TASK TO COMPLETE
Lines with the word "grid" are the ones wanted. Copy each of them from the entries below.

AVAILABLE DATA
________________

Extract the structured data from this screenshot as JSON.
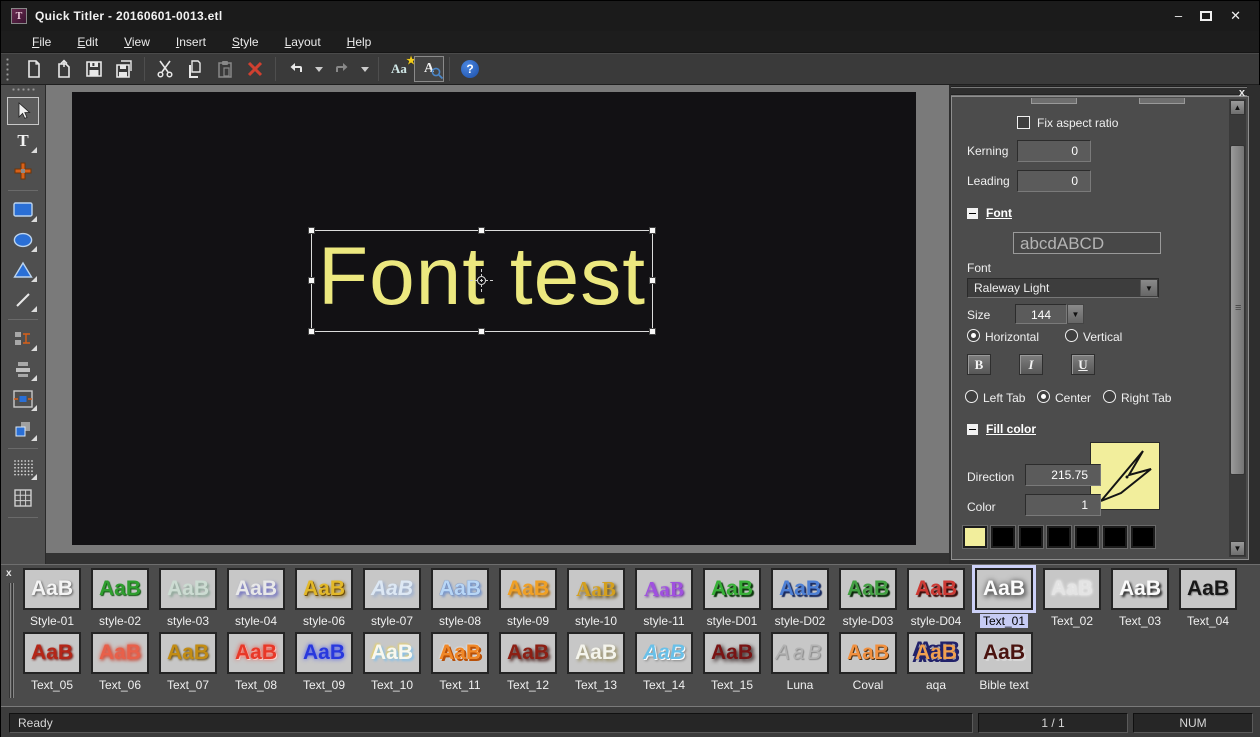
{
  "window": {
    "title": "Quick Titler - 20160601-0013.etl",
    "icon": "app-icon-T",
    "controls": {
      "minimize": "–",
      "maximize": "maximize-box",
      "close": "✕"
    }
  },
  "menu": {
    "items": [
      "File",
      "Edit",
      "View",
      "Insert",
      "Style",
      "Layout",
      "Help"
    ]
  },
  "toolbar": {
    "buttons": [
      {
        "icon": "new-document-icon"
      },
      {
        "icon": "open-template-icon"
      },
      {
        "icon": "save-icon"
      },
      {
        "icon": "save-as-icon"
      },
      {
        "sep": true
      },
      {
        "icon": "cut-icon"
      },
      {
        "icon": "copy-icon"
      },
      {
        "icon": "paste-icon",
        "enabled": false
      },
      {
        "icon": "delete-icon"
      },
      {
        "sep": true
      },
      {
        "icon": "undo-icon"
      },
      {
        "icon": "undo-dropdown-icon",
        "narrow": true
      },
      {
        "icon": "redo-icon",
        "enabled": false
      },
      {
        "icon": "redo-dropdown-icon",
        "narrow": true
      },
      {
        "sep": true
      },
      {
        "icon": "text-style-icon"
      },
      {
        "icon": "font-preview-icon",
        "active": true
      },
      {
        "sep": true
      },
      {
        "icon": "help-icon"
      }
    ]
  },
  "tool_palette": {
    "tools": [
      {
        "name": "select-tool",
        "selected": true
      },
      {
        "name": "text-tool",
        "flyout": true
      },
      {
        "name": "transform-tool"
      },
      {
        "sep": true
      },
      {
        "name": "rectangle-tool",
        "flyout": true
      },
      {
        "name": "ellipse-tool",
        "flyout": true
      },
      {
        "name": "triangle-tool",
        "flyout": true
      },
      {
        "name": "line-tool",
        "flyout": true
      },
      {
        "sep": true
      },
      {
        "name": "object-properties-tool",
        "flyout": true
      },
      {
        "name": "align-tool",
        "flyout": true
      },
      {
        "name": "center-object-tool",
        "flyout": true
      },
      {
        "name": "layer-order-tool",
        "flyout": true
      },
      {
        "sep": true
      },
      {
        "name": "grid-dots-tool",
        "flyout": true
      },
      {
        "name": "safe-area-grid-tool"
      },
      {
        "sep": true
      }
    ]
  },
  "canvas": {
    "text": "Font test",
    "text_color": "#ece87f",
    "background": "#121114"
  },
  "properties_panel": {
    "close_label": "x",
    "fix_aspect_ratio_label": "Fix aspect ratio",
    "kerning": {
      "label": "Kerning",
      "value": "0"
    },
    "leading": {
      "label": "Leading",
      "value": "0"
    },
    "font_section": {
      "title": "Font",
      "preview_text": "abcdABCD",
      "font_label": "Font",
      "font_value": "Raleway Light",
      "size_label": "Size",
      "size_value": "144",
      "orientation_horizontal": "Horizontal",
      "orientation_vertical": "Vertical",
      "orientation_selected": "Horizontal",
      "bold_label": "B",
      "italic_label": "I",
      "underline_label": "U",
      "tab_left": "Left Tab",
      "tab_center": "Center",
      "tab_right": "Right Tab",
      "tab_selected": "Center"
    },
    "fill_section": {
      "title": "Fill color",
      "direction": {
        "label": "Direction",
        "value": "215.75"
      },
      "color": {
        "label": "Color",
        "value": "1"
      },
      "preview_color": "#f2ee9c",
      "swatches": [
        "#f2ee9c",
        "#000000",
        "#000000",
        "#000000",
        "#000000",
        "#000000",
        "#000000"
      ]
    }
  },
  "style_gallery": {
    "close_label": "x",
    "sample_text": "AaB",
    "rows": [
      [
        {
          "label": "Style-01",
          "color": "#f4f4f4",
          "shadow": "1px 1px 2px #5a5a5a"
        },
        {
          "label": "style-02",
          "color": "#2f9e2f",
          "shadow": "1px 1px 1px #135813"
        },
        {
          "label": "style-03",
          "color": "#ccdcd2",
          "shadow": "2px 2px 2px #8fa89a"
        },
        {
          "label": "style-04",
          "color": "#9а9ae8",
          "shadow": "2px 2px 3px #6666c0"
        },
        {
          "label": "style-06",
          "color": "#e2b829",
          "shadow": "1px 1px 0 #6e4e0c, 2px 2px 3px #8a6a1a"
        },
        {
          "label": "style-07",
          "color": "#dde8f4",
          "shadow": "2px 2px 3px #96acd0",
          "italic": true
        },
        {
          "label": "style-08",
          "color": "#b8d6f6",
          "shadow": "0 0 1px #2a58b0, 2px 2px 2px #7a96c8"
        },
        {
          "label": "style-09",
          "color": "#f0a024",
          "shadow": "2px 2px 2px #a86a10"
        },
        {
          "label": "style-10",
          "color": "#d4a01e",
          "shadow": "2px 2px 3px #584208",
          "serif": true
        },
        {
          "label": "style-11",
          "color": "#a050e0",
          "shadow": "1px 1px 2px #6a28a0",
          "serif": true
        },
        {
          "label": "style-D01",
          "color": "#38b038",
          "shadow": "2px 2px 1px #0c380c"
        },
        {
          "label": "style-D02",
          "color": "#4d7fd4",
          "shadow": "2px 2px 1px #182a60"
        },
        {
          "label": "style-D03",
          "color": "#42a042",
          "shadow": "2px 2px 1px #0a2a0a"
        },
        {
          "label": "style-D04",
          "color": "#cc3a34",
          "shadow": "2px 2px 1px #3c0c0a"
        },
        {
          "label": "Text_01",
          "color": "#fcfcfc",
          "shadow": "0 0 6px #555555, 2px 2px 5px #484848",
          "selected": true
        },
        {
          "label": "Text_02",
          "color": "#e4e4e4",
          "shadow": "0 0 3px #ffffff"
        },
        {
          "label": "Text_03",
          "color": "#fafafa",
          "shadow": "2px 2px 2px #262626"
        },
        {
          "label": "Text_04",
          "color": "#181818",
          "shadow": "1px 1px 1px #8a8a8a"
        }
      ],
      [
        {
          "label": "Text_05",
          "color": "#b42618",
          "shadow": "1px 1px 2px #700f08"
        },
        {
          "label": "Text_06",
          "color": "#e8604a",
          "shadow": "0 0 5px #e8604a, 1px 1px 3px #b03020"
        },
        {
          "label": "Text_07",
          "color": "#c28c14",
          "shadow": "1px 1px 2px #5e4206"
        },
        {
          "label": "Text_08",
          "color": "#e83828",
          "shadow": "0 0 5px #f04030, 1px 1px 0 #ffffff"
        },
        {
          "label": "Text_09",
          "color": "#2838dd",
          "shadow": "0 0 5px #4050f0"
        },
        {
          "label": "Text_10",
          "color": "#f8f8f0",
          "shadow": "2px 2px 2px #88c0e8, -1px -1px 2px #e8d060"
        },
        {
          "label": "Text_11",
          "color": "#f08828",
          "shadow": "2px 2px 0 #b85008, 0 0 2px #ffffff"
        },
        {
          "label": "Text_12",
          "color": "#8c1f14",
          "shadow": "2px 2px 3px #3a0c08"
        },
        {
          "label": "Text_13",
          "color": "#f4f4ec",
          "shadow": "2px 2px 3px #968c60"
        },
        {
          "label": "Text_14",
          "color": "#6ac0e8",
          "shadow": "1px 1px 0 #ffffff, 2px 2px 2px #888888",
          "italic": true
        },
        {
          "label": "Text_15",
          "color": "#781414",
          "shadow": "2px 2px 4px #1a0404"
        },
        {
          "label": "Luna",
          "color": "#b2b2b2",
          "shadow": "1px 1px 1px #8a8a8a",
          "italic": true,
          "spaced": true
        },
        {
          "label": "Coval",
          "color": "#f09040",
          "shadow": "1px 1px 0 #503010"
        },
        {
          "label": "aqa",
          "color": "#f0a050",
          "shadow": "3px 3px 0 #22226a, -3px 3px 0 #22226a, 3px -3px 0 #22226a, -3px -3px 0 #22226a, 0 0 2px #1a1a50"
        },
        {
          "label": "Bible text",
          "color": "#4a1410",
          "shadow": "2px 2px 0 #d8d8d8"
        }
      ]
    ]
  },
  "status_bar": {
    "ready": "Ready",
    "page": "1 / 1",
    "num": "NUM"
  }
}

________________

ANSWER TO THIS TASK
        "name": "grid-dots-tool",
        "name": "safe-area-grid-tool"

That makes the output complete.